## What is required
Repeat the listing below exactly.

## The data
>>>>>

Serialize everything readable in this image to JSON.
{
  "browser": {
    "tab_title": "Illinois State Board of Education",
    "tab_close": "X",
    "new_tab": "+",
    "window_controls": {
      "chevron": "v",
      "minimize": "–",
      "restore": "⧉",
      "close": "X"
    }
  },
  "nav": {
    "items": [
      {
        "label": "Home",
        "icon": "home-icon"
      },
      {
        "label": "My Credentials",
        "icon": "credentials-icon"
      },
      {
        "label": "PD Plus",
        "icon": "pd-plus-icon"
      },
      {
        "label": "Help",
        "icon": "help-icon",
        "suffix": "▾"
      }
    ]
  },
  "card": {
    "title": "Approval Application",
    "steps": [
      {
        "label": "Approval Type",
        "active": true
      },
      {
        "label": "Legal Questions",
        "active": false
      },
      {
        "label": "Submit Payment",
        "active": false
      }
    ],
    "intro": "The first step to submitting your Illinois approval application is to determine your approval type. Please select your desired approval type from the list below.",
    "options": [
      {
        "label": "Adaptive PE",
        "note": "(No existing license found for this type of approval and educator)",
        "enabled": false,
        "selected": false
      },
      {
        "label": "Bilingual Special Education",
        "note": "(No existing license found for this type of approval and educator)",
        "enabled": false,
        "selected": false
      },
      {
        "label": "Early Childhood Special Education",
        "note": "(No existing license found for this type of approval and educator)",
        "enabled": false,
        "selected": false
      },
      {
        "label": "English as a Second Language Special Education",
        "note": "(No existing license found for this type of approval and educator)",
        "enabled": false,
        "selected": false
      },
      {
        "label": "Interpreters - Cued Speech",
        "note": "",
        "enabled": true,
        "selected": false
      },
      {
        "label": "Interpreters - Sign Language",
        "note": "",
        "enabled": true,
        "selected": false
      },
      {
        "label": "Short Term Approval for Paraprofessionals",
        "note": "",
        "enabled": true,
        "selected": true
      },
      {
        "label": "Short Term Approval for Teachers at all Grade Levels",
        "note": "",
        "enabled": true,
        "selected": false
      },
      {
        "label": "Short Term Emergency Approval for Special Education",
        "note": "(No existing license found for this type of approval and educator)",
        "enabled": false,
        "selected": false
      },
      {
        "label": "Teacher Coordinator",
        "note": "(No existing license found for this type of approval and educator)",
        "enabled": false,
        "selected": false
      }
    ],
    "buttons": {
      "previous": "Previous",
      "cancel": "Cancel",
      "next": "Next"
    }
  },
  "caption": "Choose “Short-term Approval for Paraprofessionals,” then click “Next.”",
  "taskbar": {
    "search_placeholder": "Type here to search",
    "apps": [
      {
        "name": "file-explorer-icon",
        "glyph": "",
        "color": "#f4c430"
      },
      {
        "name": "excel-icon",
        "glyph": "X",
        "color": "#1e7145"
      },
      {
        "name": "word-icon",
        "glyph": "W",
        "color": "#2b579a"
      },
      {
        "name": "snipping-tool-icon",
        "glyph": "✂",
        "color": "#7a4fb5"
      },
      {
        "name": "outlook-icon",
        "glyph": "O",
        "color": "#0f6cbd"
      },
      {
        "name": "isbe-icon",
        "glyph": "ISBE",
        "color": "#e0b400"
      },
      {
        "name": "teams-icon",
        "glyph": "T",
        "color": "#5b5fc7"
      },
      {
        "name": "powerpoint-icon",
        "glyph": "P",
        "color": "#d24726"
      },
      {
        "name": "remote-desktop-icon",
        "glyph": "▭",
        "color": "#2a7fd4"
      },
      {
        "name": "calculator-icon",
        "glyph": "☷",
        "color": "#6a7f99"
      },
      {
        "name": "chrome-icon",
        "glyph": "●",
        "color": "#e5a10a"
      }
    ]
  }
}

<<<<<

## Solution to this exercise
Serialize everything readable in this image to JSON.
{
  "browser": {
    "tab_title": "Illinois State Board of Education",
    "tab_close": "X",
    "new_tab": "+",
    "window_controls": {
      "chevron": "v",
      "minimize": "–",
      "restore": "⧉",
      "close": "X"
    }
  },
  "nav": {
    "items": [
      {
        "label": "Home",
        "icon": "home-icon"
      },
      {
        "label": "My Credentials",
        "icon": "credentials-icon"
      },
      {
        "label": "PD Plus",
        "icon": "pd-plus-icon"
      },
      {
        "label": "Help",
        "icon": "help-icon",
        "suffix": "▾"
      }
    ]
  },
  "card": {
    "title": "Approval Application",
    "steps": [
      {
        "label": "Approval Type",
        "active": true
      },
      {
        "label": "Legal Questions",
        "active": false
      },
      {
        "label": "Submit Payment",
        "active": false
      }
    ],
    "intro": "The first step to submitting your Illinois approval application is to determine your approval type. Please select your desired approval type from the list below.",
    "options": [
      {
        "label": "Adaptive PE",
        "note": "(No existing license found for this type of approval and educator)",
        "enabled": false,
        "selected": false
      },
      {
        "label": "Bilingual Special Education",
        "note": "(No existing license found for this type of approval and educator)",
        "enabled": false,
        "selected": false
      },
      {
        "label": "Early Childhood Special Education",
        "note": "(No existing license found for this type of approval and educator)",
        "enabled": false,
        "selected": false
      },
      {
        "label": "English as a Second Language Special Education",
        "note": "(No existing license found for this type of approval and educator)",
        "enabled": false,
        "selected": false
      },
      {
        "label": "Interpreters - Cued Speech",
        "note": "",
        "enabled": true,
        "selected": false
      },
      {
        "label": "Interpreters - Sign Language",
        "note": "",
        "enabled": true,
        "selected": false
      },
      {
        "label": "Short Term Approval for Paraprofessionals",
        "note": "",
        "enabled": true,
        "selected": true
      },
      {
        "label": "Short Term Approval for Teachers at all Grade Levels",
        "note": "",
        "enabled": true,
        "selected": false
      },
      {
        "label": "Short Term Emergency Approval for Special Education",
        "note": "(No existing license found for this type of approval and educator)",
        "enabled": false,
        "selected": false
      },
      {
        "label": "Teacher Coordinator",
        "note": "(No existing license found for this type of approval and educator)",
        "enabled": false,
        "selected": false
      }
    ],
    "buttons": {
      "previous": "Previous",
      "cancel": "Cancel",
      "next": "Next"
    }
  },
  "caption": "Choose “Short-term Approval for Paraprofessionals,” then click “Next.”",
  "taskbar": {
    "search_placeholder": "Type here to search",
    "apps": [
      {
        "name": "file-explorer-icon",
        "glyph": "",
        "color": "#f4c430"
      },
      {
        "name": "excel-icon",
        "glyph": "X",
        "color": "#1e7145"
      },
      {
        "name": "word-icon",
        "glyph": "W",
        "color": "#2b579a"
      },
      {
        "name": "snipping-tool-icon",
        "glyph": "✂",
        "color": "#7a4fb5"
      },
      {
        "name": "outlook-icon",
        "glyph": "O",
        "color": "#0f6cbd"
      },
      {
        "name": "isbe-icon",
        "glyph": "ISBE",
        "color": "#e0b400"
      },
      {
        "name": "teams-icon",
        "glyph": "T",
        "color": "#5b5fc7"
      },
      {
        "name": "powerpoint-icon",
        "glyph": "P",
        "color": "#d24726"
      },
      {
        "name": "remote-desktop-icon",
        "glyph": "▭",
        "color": "#2a7fd4"
      },
      {
        "name": "calculator-icon",
        "glyph": "☷",
        "color": "#6a7f99"
      },
      {
        "name": "chrome-icon",
        "glyph": "●",
        "color": "#e5a10a"
      }
    ]
  }
}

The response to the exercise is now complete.